The supreme court justices will ask, does Obama's action violate the Take Care Clause. The Take Care Clause? What could that be? I can tell you it's not a sendoff from a concerned family member. The Washington Post raced to press with headlines like, "Supreme Court Bombshell". Newsflash, this is not a surprising question, it's the ONLY question. The Take Care Clause will tell us: does the President have the power to do what he did?

If you and Joe Biden, were able to focus beyond Beyonce during the Inauguration, you may have heard the President promise to take care that "the laws be faithfully executed" (Article 2, section 3). The Constitution's Take Care Clause places a duty, not a power, but an obligation on the President to enforce the laws. So, it has long been "understood" that the President can issue executive orders to accomplish that goal. Failure to fulfill that duty, is an impeachable offense. President Andrew Johnson, was impeached because he failed to enforce a law that he didn't agree with. (Note to future Presidents: Congress also doesn't like when you lie about your sex life.)

The President has "prosecutorial discretion," in deciding when and how to enforce the law. But, he must enforce it according to Congress's intended purpose. For example, President Obama has exercised prosecutorial discretion in the past by not going after medical marijuana users for violating federal law but going after drug lords. It is his right to prioritize enforcement of the criminal law.

The argument before the Supreme Court will look a little something like this: Republicans: "President Obama is using his executive power to change the immigration law" v.s. "Obama: I am using my discretionary power to enforce the law."

Obama is calling his policy a mere prioritization of who to deport first. Focus on felons not families. This reasoning would pass muster if the policy didn't promise work permits and social security numbers to millions of illegal aliens who qualify for deportation. The Immigration and Nationality Act expressly says that immigrants may only achieve citizenship by coming to this country legally. The U.S. is permitted to legally admit nearly a million immigrants a year .

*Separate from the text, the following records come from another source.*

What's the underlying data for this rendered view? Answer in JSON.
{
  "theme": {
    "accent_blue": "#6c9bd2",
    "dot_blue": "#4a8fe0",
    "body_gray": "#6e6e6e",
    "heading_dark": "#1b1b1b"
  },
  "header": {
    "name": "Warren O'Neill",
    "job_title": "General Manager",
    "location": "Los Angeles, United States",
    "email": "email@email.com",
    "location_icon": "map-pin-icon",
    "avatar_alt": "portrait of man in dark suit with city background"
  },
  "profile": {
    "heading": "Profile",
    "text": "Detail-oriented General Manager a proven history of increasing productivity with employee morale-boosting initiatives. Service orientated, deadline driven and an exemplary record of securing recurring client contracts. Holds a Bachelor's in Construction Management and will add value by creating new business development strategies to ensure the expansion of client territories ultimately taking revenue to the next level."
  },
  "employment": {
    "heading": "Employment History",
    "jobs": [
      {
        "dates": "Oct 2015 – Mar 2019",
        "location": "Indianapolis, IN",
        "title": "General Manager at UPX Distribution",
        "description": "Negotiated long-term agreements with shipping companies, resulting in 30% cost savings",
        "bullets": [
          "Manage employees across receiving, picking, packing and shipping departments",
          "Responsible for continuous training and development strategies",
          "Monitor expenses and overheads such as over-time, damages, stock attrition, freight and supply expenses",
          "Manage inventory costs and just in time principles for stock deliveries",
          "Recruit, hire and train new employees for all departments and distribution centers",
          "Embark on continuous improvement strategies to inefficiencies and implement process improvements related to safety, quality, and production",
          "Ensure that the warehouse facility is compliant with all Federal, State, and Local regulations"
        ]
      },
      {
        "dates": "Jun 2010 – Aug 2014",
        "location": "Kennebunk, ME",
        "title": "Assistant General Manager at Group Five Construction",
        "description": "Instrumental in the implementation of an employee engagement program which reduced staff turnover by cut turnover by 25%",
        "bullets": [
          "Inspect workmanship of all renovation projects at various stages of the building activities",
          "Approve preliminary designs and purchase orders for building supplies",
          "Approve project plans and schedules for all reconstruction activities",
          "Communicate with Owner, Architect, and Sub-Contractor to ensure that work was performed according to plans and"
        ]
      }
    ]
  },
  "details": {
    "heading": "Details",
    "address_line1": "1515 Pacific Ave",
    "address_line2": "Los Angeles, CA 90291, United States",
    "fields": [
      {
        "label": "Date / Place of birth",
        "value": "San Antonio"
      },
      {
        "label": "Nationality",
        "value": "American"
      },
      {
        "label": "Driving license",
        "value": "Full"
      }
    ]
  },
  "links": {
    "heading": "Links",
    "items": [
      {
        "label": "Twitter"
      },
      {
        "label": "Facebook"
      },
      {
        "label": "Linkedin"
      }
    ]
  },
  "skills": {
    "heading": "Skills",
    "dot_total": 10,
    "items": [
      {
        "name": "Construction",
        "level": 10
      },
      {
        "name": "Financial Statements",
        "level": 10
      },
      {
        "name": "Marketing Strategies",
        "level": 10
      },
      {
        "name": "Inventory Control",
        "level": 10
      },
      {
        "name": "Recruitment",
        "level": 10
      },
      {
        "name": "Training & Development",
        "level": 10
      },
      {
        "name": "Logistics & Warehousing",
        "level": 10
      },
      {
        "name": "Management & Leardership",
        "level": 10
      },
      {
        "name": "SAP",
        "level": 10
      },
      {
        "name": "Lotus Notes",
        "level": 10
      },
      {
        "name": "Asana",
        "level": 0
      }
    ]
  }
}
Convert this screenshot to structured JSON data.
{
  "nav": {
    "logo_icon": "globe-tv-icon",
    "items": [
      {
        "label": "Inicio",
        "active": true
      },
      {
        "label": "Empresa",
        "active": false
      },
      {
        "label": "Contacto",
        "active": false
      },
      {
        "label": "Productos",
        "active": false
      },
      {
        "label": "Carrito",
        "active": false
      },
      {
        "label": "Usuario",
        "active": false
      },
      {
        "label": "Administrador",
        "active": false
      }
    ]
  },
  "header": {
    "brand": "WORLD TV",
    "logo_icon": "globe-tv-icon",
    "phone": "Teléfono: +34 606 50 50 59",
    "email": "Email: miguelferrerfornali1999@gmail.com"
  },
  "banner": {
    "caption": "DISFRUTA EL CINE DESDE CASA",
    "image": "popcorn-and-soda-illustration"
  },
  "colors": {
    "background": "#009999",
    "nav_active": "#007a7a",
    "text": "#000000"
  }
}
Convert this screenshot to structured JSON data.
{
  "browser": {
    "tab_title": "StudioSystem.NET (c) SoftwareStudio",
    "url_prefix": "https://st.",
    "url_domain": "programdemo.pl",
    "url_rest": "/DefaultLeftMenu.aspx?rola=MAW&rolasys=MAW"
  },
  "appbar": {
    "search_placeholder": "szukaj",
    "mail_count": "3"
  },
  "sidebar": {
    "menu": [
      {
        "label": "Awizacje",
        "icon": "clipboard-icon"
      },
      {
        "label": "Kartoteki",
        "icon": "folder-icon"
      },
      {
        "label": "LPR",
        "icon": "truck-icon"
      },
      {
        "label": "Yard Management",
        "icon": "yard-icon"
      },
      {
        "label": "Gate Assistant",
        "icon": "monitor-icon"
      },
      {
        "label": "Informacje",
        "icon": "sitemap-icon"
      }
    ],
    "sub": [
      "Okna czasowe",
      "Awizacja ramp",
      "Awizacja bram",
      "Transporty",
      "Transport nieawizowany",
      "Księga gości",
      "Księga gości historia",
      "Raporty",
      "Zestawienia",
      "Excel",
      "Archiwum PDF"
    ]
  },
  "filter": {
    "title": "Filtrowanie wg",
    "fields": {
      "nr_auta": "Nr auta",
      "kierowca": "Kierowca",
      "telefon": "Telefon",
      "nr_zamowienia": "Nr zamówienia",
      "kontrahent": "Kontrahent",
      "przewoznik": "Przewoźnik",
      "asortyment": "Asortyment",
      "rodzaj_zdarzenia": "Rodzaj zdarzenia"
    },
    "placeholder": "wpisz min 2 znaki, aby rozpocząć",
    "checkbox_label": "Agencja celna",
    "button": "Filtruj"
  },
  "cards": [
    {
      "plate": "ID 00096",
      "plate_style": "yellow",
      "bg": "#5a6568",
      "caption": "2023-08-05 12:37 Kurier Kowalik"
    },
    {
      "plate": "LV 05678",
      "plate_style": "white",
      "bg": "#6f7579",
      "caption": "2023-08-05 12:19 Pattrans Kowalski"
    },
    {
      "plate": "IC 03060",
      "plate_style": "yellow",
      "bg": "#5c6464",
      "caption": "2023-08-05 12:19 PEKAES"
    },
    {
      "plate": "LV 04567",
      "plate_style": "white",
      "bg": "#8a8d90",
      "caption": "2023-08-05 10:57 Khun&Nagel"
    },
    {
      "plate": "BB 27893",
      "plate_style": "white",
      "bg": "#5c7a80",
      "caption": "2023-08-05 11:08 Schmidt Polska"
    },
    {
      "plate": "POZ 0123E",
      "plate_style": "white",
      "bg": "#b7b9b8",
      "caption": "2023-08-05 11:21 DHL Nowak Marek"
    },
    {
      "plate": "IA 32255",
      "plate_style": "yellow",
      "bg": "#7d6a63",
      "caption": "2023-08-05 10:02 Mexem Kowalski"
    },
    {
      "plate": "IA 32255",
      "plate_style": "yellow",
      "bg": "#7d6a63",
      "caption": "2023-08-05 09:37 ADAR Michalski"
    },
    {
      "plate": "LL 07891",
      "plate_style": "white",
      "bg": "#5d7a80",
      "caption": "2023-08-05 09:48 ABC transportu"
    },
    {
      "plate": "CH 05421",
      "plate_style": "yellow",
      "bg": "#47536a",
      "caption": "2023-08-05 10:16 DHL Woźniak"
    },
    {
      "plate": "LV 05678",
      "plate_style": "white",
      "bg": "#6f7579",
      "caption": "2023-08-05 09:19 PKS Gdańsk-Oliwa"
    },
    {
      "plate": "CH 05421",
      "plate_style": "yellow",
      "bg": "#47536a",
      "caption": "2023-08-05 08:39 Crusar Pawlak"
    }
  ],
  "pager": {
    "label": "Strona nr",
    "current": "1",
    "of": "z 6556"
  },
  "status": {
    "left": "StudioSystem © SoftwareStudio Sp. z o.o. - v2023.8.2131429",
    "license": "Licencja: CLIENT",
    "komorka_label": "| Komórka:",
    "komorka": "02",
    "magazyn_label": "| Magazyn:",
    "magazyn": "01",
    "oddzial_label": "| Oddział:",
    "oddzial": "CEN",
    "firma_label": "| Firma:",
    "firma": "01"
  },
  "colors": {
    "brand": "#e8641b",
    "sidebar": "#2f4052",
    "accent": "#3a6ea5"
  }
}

Our immigration policy already gives priority to skilled workers and family members of citizens with nearly half a million family-based visas available annually. In order to work in this country, you must have lawful status and prove it by offering a valid social security number or driver's license. Obama would like to offer proof of citizenship to non-citizens to help them get hired, even though the law says that any employer who hires an illegal immigrant can face criminal or civil sanctions. The law also says any changes proposed by the President must be submitted to and approved by Congress.

So the President used his executive power to undermine the law, not faithfully execute it. In the Johnson era, and perhaps this one, that could be grounds for impeachment. It is considered an abuse of constitutional power and a violation of separation of powers.

From a purely legal perspective, our present immigration policy is more favorable to Donald Trump's plan to mass deport immigrants than it is to President Obama's attempts to keep families together. If Trump were President, he would have an easier time justifying mass deportation by saying he is enforcing the law under the Take Care Clause.

Usually, courts don't adjudicate a president's exercise of discretion. By accepting this case, the Supreme Court isn't buying Obama's argument that this is an exercise of discretion and not an abuse of discretion.

The president must faithfully execute the law, not frustrate the law. After making a clear policy change to our country's immigration laws, Obama even trash-talked to Congress, telling Republicans that if they don't like his executive action, then they should pass immigration reform. This isn't the NBA finals, it's government. Maybe he forgot that just two hundred years ago his ideological rivals wore powdered wigs.

Believe it or not, in this day and age of selfies, snapchats and sitcoms, the Constitution still has a stronghold on the boundaries of political power. Don't be surprised if the Supreme Court uses this case to make that statement.